For many recipes, what you substitute depends on what your making. Lard is our first choice if shortening is truly necessary. It has all the same properties as vegetable shortening - makes flaky pastries, has minimal spread in cookies, and has a clean flavor. (Lard doesn't taste like pork unless it gets rendered with meat, as with bacon) Lard was the original shortening, after all!
Second to that, we go with butter. It behaves much the same as shortening, and it gives baked goods a rich, buttery flavor. We sacrifice flakiness for a superior creamy mouthfeel. Unlike lard or shortening, butter contains a little liquid, so remember to decrease the liquid in the recipe slightly if you're using it a substitute.
We've also heard of a few trans-fat-free shortenings made from things like palm oil and coconut oil. We've never tried them, but we're curious how they might work in baking. Marketing information and a few customer testimonials say that these shortenings can be substituted one-for-one for vegetable shortening and have a neutral flavor. Spectrum is a popular brand for these products that we've seen in a lot of health food aisles. Has anyone ever tried these products?
We've also heard that Crisco has produced some trans-fat-free versions of its classic shortening, but we couldn't find any information about this on their website and haven't seen the products ourselves.
What do you think? Do you use an alternative to shortening in you baking and cooking?

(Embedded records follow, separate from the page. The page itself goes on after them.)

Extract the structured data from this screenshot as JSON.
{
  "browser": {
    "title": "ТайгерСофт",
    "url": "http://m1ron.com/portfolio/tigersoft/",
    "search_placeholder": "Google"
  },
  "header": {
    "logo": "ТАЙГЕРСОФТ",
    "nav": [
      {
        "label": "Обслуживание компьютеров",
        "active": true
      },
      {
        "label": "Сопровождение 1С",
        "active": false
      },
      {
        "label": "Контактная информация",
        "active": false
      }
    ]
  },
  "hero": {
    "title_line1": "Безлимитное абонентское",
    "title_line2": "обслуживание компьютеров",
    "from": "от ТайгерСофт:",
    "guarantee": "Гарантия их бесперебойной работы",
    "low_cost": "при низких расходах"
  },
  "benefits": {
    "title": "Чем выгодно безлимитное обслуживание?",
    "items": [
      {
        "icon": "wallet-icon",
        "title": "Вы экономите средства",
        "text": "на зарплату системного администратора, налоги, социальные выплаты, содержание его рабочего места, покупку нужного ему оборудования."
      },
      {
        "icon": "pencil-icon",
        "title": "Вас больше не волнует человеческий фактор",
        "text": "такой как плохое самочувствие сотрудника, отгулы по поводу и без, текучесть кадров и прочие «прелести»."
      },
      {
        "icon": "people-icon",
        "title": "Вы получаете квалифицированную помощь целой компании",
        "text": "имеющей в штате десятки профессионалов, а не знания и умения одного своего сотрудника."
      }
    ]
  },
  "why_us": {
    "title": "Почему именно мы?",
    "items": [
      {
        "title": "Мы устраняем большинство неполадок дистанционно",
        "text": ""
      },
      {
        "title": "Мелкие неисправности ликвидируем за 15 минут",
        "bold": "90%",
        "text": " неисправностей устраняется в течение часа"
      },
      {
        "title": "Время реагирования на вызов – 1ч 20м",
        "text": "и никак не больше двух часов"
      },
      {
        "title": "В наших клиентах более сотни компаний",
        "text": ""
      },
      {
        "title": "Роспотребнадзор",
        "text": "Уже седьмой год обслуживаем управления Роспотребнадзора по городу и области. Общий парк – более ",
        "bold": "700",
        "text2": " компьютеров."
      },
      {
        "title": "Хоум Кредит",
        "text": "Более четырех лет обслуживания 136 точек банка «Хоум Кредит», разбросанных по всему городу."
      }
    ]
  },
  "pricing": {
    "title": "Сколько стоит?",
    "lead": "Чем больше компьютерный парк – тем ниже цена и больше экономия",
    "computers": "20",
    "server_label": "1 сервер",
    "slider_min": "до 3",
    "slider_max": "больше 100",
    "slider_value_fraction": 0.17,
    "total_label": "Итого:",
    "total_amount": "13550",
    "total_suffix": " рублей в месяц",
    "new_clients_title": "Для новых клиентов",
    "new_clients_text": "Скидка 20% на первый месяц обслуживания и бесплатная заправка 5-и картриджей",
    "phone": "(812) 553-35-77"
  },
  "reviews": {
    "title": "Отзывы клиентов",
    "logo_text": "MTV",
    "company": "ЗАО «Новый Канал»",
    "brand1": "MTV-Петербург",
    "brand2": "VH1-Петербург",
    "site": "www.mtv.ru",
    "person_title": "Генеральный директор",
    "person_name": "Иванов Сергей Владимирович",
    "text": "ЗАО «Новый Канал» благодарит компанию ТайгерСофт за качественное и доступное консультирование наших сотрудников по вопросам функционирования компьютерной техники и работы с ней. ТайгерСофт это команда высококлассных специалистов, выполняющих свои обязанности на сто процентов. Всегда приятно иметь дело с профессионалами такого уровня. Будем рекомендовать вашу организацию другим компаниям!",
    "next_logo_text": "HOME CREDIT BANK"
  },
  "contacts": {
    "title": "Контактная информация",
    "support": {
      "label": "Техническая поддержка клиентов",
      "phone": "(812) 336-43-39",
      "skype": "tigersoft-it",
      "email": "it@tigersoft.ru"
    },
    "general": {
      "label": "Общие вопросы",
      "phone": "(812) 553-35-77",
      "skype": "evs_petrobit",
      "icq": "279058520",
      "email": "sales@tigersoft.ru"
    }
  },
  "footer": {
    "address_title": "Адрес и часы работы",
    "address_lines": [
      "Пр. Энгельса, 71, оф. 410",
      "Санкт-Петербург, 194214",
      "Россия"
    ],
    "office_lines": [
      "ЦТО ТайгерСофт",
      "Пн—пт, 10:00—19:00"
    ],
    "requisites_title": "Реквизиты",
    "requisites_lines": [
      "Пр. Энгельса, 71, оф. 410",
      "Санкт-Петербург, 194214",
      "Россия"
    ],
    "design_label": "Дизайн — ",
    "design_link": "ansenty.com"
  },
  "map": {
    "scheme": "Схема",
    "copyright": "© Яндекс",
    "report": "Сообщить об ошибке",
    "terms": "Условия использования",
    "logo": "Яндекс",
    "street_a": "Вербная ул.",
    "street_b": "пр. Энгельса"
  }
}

Related: Recipe Review: The Cook's Illustrated Vodka Pie Crust
(Image: Flickr member tellumo licensed under Creative Commons)